* _WHAT THIS TASK INVOLVES_: Your answer should be every line from the records that contains "name".

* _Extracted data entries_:
★ ★ ★

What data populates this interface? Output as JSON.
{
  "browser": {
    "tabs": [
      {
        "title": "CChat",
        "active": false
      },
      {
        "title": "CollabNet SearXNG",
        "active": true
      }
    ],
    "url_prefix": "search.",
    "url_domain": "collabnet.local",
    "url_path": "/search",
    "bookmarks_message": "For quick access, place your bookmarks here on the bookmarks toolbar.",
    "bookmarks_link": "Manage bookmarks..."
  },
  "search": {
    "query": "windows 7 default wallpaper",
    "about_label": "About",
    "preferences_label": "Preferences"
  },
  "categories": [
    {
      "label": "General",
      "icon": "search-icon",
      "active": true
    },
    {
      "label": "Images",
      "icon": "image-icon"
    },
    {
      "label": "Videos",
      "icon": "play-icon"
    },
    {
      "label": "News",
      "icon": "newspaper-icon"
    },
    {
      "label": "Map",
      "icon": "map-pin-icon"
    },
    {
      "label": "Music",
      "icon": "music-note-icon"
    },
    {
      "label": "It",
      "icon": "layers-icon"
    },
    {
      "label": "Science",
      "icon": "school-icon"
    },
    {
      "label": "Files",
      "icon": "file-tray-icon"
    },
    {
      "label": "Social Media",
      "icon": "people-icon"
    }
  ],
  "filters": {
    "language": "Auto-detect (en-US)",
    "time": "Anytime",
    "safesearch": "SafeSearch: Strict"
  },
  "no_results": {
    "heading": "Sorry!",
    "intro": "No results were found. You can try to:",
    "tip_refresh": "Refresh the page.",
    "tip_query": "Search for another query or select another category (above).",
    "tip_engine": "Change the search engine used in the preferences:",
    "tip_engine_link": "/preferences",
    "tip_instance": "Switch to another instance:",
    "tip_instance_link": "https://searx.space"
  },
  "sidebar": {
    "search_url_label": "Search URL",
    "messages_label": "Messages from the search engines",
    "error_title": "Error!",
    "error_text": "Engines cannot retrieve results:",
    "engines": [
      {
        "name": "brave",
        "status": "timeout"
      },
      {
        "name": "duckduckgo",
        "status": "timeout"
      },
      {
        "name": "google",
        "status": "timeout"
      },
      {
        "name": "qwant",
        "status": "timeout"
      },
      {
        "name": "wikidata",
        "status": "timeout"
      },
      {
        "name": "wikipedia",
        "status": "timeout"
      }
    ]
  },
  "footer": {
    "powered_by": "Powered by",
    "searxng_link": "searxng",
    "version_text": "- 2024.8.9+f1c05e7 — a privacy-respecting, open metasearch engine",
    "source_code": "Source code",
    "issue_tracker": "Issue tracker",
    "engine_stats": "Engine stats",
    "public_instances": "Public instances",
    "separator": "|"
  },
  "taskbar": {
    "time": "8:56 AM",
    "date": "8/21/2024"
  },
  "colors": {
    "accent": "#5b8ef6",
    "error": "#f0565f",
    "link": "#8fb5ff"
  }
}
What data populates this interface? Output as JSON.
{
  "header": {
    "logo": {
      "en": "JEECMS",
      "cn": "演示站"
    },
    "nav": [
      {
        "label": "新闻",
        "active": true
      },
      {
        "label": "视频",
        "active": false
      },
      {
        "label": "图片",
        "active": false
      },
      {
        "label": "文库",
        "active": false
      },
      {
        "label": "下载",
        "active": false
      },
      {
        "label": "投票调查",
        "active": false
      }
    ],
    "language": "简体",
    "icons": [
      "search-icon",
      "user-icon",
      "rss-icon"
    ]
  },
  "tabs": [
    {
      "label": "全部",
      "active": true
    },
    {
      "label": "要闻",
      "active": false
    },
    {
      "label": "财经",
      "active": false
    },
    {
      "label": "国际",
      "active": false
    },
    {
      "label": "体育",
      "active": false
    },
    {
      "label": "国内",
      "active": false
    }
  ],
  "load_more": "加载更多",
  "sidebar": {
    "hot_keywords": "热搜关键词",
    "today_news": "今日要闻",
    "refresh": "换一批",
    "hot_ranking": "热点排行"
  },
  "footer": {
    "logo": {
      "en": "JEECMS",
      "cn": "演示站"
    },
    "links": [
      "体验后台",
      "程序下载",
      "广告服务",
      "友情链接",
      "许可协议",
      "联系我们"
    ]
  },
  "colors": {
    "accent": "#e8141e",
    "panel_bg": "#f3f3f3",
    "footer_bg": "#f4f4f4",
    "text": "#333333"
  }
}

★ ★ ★

* _TASK RESULT_:
        "name": "brave",
        "name": "duckduckgo",
        "name": "google",
        "name": "qwant",
        "name": "wikidata",
        "name": "wikipedia",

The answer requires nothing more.